What to work on: List all lines of the data containing the word "JSON".

Information supplied:
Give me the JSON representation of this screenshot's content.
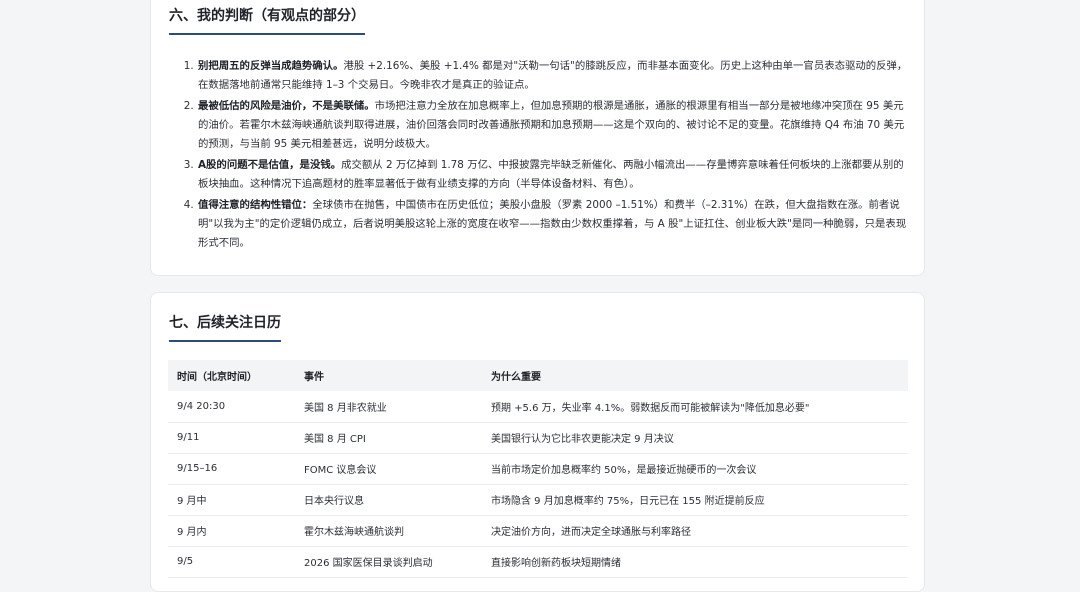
{
  "judgment_section": {
    "title": "六、我的判断（有观点的部分）",
    "items": [
      {
        "bold": "别把周五的反弹当成趋势确认。",
        "text": "港股 +2.16%、美股 +1.4% 都是对\"沃勒一句话\"的膝跳反应，而非基本面变化。历史上这种由单一官员表态驱动的反弹，在数据落地前通常只能维持 1–3 个交易日。今晚非农才是真正的验证点。"
      },
      {
        "bold": "最被低估的风险是油价，不是美联储。",
        "text": "市场把注意力全放在加息概率上，但加息预期的根源是通胀，通胀的根源里有相当一部分是被地缘冲突顶在 95 美元的油价。若霍尔木兹海峡通航谈判取得进展，油价回落会同时改善通胀预期和加息预期——这是个双向的、被讨论不足的变量。花旗维持 Q4 布油 70 美元的预测，与当前 95 美元相差甚远，说明分歧极大。"
      },
      {
        "bold": "A股的问题不是估值，是没钱。",
        "text": "成交额从 2 万亿掉到 1.78 万亿、中报披露完毕缺乏新催化、两融小幅流出——存量博弈意味着任何板块的上涨都要从别的板块抽血。这种情况下追高题材的胜率显著低于做有业绩支撑的方向（半导体设备材料、有色）。"
      },
      {
        "bold": "值得注意的结构性错位：",
        "text": "全球债市在抛售，中国债市在历史低位；美股小盘股（罗素 2000 –1.51%）和费半（–2.31%）在跌，但大盘指数在涨。前者说明\"以我为主\"的定价逻辑仍成立，后者说明美股这轮上涨的宽度在收窄——指数由少数权重撑着，与 A 股\"上证扛住、创业板大跌\"是同一种脆弱，只是表现形式不同。"
      }
    ]
  },
  "calendar_section": {
    "title": "七、后续关注日历",
    "headers": [
      "时间（北京时间）",
      "事件",
      "为什么重要"
    ],
    "rows": [
      [
        "9/4 20:30",
        "美国 8 月非农就业",
        "预期 +5.6 万，失业率 4.1%。弱数据反而可能被解读为\"降低加息必要\""
      ],
      [
        "9/11",
        "美国 8 月 CPI",
        "美国银行认为它比非农更能决定 9 月决议"
      ],
      [
        "9/15–16",
        "FOMC 议息会议",
        "当前市场定价加息概率约 50%，是最接近抛硬币的一次会议"
      ],
      [
        "9 月中",
        "日本央行议息",
        "市场隐含 9 月加息概率约 75%，日元已在 155 附近提前反应"
      ],
      [
        "9 月内",
        "霍尔木兹海峡通航谈判",
        "决定油价方向，进而决定全球通胀与利率路径"
      ],
      [
        "9/5",
        "2026 国家医保目录谈判启动",
        "直接影响创新药板块短期情绪"
      ]
    ]
  }
}
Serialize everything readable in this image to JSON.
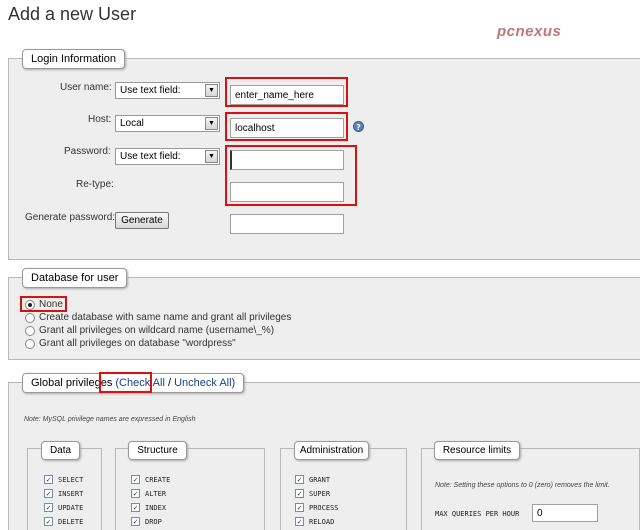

Solution to the exercise:
Give me the JSON representation of this screenshot's content.
Serialize everything readable in this image to JSON.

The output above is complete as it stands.